Letters of Recommendation and Employee References – What California Employers Need To Know
|Prepared By: Melissa C. Marsh, Los Angeles Employment Attorney
Written: March 2009
If a California employer is asked to write a letter of recommendation about a former employee, or to provide a reference during a background check, it is important to know your duties and obligations under California law and to exercise caution.
A Former Employer Can Be Sued For Providing False Negative Information in a Job Reference.
Employers asked to provide a letter of recommendation, or reference, must be aware that they can be sued by their former employee for defamation, retaliation, interference, and emotional distress if the former employee doesn't get a job as a result of any false negative information provided to a potential new employer. Job seekers who have reason to believe their former employers are providing negative information can prove their cases by contacting a company such as: Job References.com, References-etc.Inc., Documented Reference Check, or Allison & Taylor Reference, that will for a small fee pose as an employer calling for a reference check. They will call the job seeker's former employers, or landlord, ask pertinent questions, and provide a report of their findings to the job seeker.
A Former Employer Can Also Be Sued For Providing a Positive Letter of Recommendation.

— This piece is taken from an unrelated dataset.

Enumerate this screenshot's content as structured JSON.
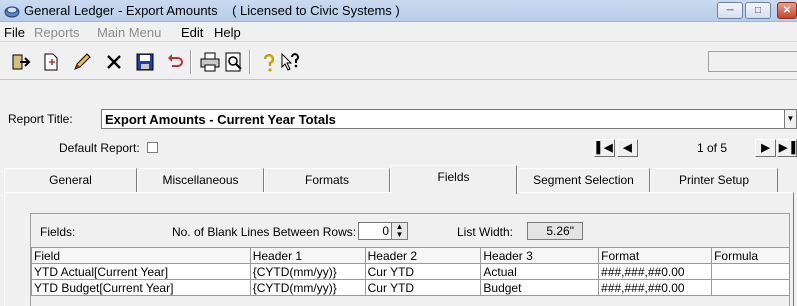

But what about giving a positive reference. That can be a minefield too. Under California law, a former employer who provides a positive reference can also be sued by a future employer for negligent misrepresentation, if the employer omitted, or misrepresented, negative information about a former employee and that former employee later causes physical harm to someone else in the workplace. Consequently, many California employers have institute a policy of providing no letters of recommendation, and limiting the information they provide to confirming dates of employment and the position held.

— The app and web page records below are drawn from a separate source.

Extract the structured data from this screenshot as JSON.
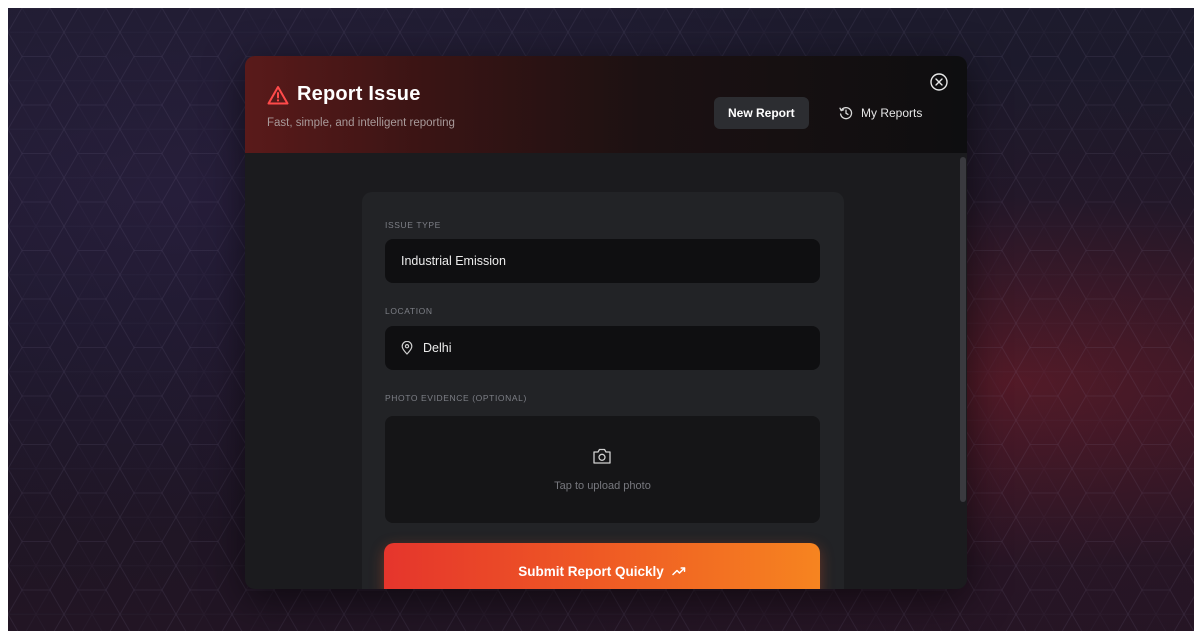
{
  "modal": {
    "title": "Report Issue",
    "subtitle": "Fast, simple, and intelligent reporting",
    "new_report_label": "New Report",
    "my_reports_label": "My Reports"
  },
  "form": {
    "issue_type_label": "ISSUE TYPE",
    "issue_type_value": "Industrial Emission",
    "location_label": "LOCATION",
    "location_value": "Delhi",
    "photo_label": "PHOTO EVIDENCE (OPTIONAL)",
    "upload_text": "Tap to upload photo",
    "submit_label": "Submit Report Quickly"
  },
  "icons": {
    "warning": "warning-triangle-icon",
    "history": "history-icon",
    "close": "close-circle-icon",
    "location": "map-pin-icon",
    "camera": "camera-icon",
    "trend": "trending-up-icon"
  },
  "colors": {
    "accent_start": "#e5352c",
    "accent_end": "#f68420",
    "warning": "#ff4a4a",
    "modal_bg": "#1b1b1e",
    "card_bg": "#222326",
    "field_bg": "#0f0f11"
  }
}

What California Employer's Should Do.
California employers who are in the process of laying off, or terminating employees, should address the possibility of a job reference, or letter of recommendation in their termination procedures. It would be wise, during an exit interview to broach the topic with the employee and ask the terminated employee if they will need a reference, and if so, to discuss any potential problems. If the to be former employee would like you to provide more than his or her dates of employment and position held, you can prepare a truthful letter of recommendation (even if it is to be used solely for providing a telephone reference) if the employee is willing to provide his or her advanced written consent to the disclosure of the contents of that letter. Exercise caution, and be careful to be truthful. In Randi W. v. Muroc Joint Unified School District, 14 Cal.4th 1066 (1997), the California Supreme Court held that a former employer who provides a letter of recommendation has a duty to future employers not to misrepresent the facts, if in making such a misrepresentation or omission, presents a foreseeable risk of physical injury.
A large part of our employment law practice consists of counseling employers who seek to comply with new state and federal employment laws, providing human resource training, and providing essential contracts and employee policies to prevent employee lawsuits. To schedule a consultation call 818-849-5206 or Email Us.
California Business and Employment Lawyer, Melissa C. Marsh, is based in Sherman Oaks and West Hollywood, and serves individuals and businesses throughout Los Angeles County, including: West Hollywood, Miracle Mile, Beverly Hills, Century City, Santa Monica, Burbank, North Hollywood, Valley Village, Toluca Lake, Studio City, Sherman Oaks, Van Nuys, Encino, and Woodland Hills.
© 2009 Melissa C. Marsh. All Rights Reserved.